wonder if grandma Joffe a redly a
victim of Oxenberg’s documentary,
grandma’s spunkiness is momentarily
revived when she tells Oxenberg,
That s about all lor tonight, and to
my public, I wish to say, thank you
and good night”
Following “Thank You and Good
Night” “Deadly Deception: General
Electric, Nuclear Weapons and Our
Environment," an academy award
winning short by Debra Chasnoff was
presented, documenting GE’s role in
building nuclear weapons.
In 19 at the Hanford, Wash,
nuclear piant, GE conducted secret
experiments, releasing radiation into
the air and water. ■
This 30-minute film opens with a
“tour” of the neighborhood that has
come to be knot* as Death Mile,”
where 27 of 28 families taffered in
curable cancers and birth defects.
Today, near Schenectady, N.Y. at
the Knolls Atomic Power Laboratory,
GE employees continue to be negli
gently exposed to radiation and can
cer-causing asbestos.
The film, well-narrated and punc
tuated with interviews by GE victims
and employees, casts a gruesome
shadow over GE’s slogan, “We bring
good things to life.”
Both films are playing at the Mary
Riepma Ross theater in the Sheldon
An Gallery through Sunday.
Movie makes an ‘Unlawful Entry’ as a box office hit
“Unlawful Entry”
By Gerry Beltz
Staff Reporter
Once again Ray Liotia of
“Goodfcllas* and “Article 99” deliv
ers a terrific performance, this lime in
the spine-tingling thriller “Unlawful
Entry” (Lincoln 3).
Liotta plays Los Angeles police
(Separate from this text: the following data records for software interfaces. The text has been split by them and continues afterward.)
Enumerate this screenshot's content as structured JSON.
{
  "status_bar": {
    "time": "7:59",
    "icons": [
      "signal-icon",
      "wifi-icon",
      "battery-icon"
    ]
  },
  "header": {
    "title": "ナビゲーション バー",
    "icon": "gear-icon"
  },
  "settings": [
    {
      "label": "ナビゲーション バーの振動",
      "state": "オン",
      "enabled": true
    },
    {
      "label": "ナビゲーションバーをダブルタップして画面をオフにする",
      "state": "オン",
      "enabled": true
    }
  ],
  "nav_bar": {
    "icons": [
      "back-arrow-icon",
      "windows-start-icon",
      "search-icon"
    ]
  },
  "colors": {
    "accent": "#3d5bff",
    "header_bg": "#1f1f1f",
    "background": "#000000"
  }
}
man Pete Davis, who is called to the
home of Michael Carr (Kurt Russell
of“Backdraft”and“Tangoand Cash”)
and his wife Karen (Madeleine Stowe
from “Stakeout” and “The Last Of
The Mohicans”) after an attempted
The Carrs arc very happy to meet
someone like Davis, who truly cares
about their safety and well-being.
Davis is also pleased with the Carrs’
hospitality because he has gotten used
to the altitude that it was “cops versus
everyone else”... except when one is
Eventually, the professional rela
tionship evolves into an overly-per
sonal one.
Davis’ previously-unknown
imbalanced behavior comes out, show
ing that he feels that Karen would be
safer with him than with her husband,
and that’s when the movie kicks into
high gear.
Directed by Jonathan Kaplan (“The
Accused”), the same type of suspense
and terror exists that was seen in
“Pacific Heights” and “Cape Fear,”
where the bad guys use the rules to
their advantage to make the good
guys powerless.
What is really scary about this is
that these arc realistic situations; things
like this could feasibly happen. Kaplan
builds up the suspense to a white
knuckle ending.
Russell and Stowe perform suffi
ciently in their roles as the couple
whose personal and professional lives
arc being lorn apart by Lioua, but it is
nothing overly spectacular.
It is Lioua that walks away with
this movie, as he is the star of every
scene he is in. 1
He has the perfect physical charac
teristics for this role; debonair smile,
“apple-pie” innocence in the eyes —
where in actual ity he is as ruthless and
brutal as some of the criminals he
Lioua handles his two-faced char
acter with ease,one minute beating up
on an innocent bystander, and the
next minute talking to a group of
schoolchildren about being “a friend.”
Good stuff here, so check it out. It
may seem too real.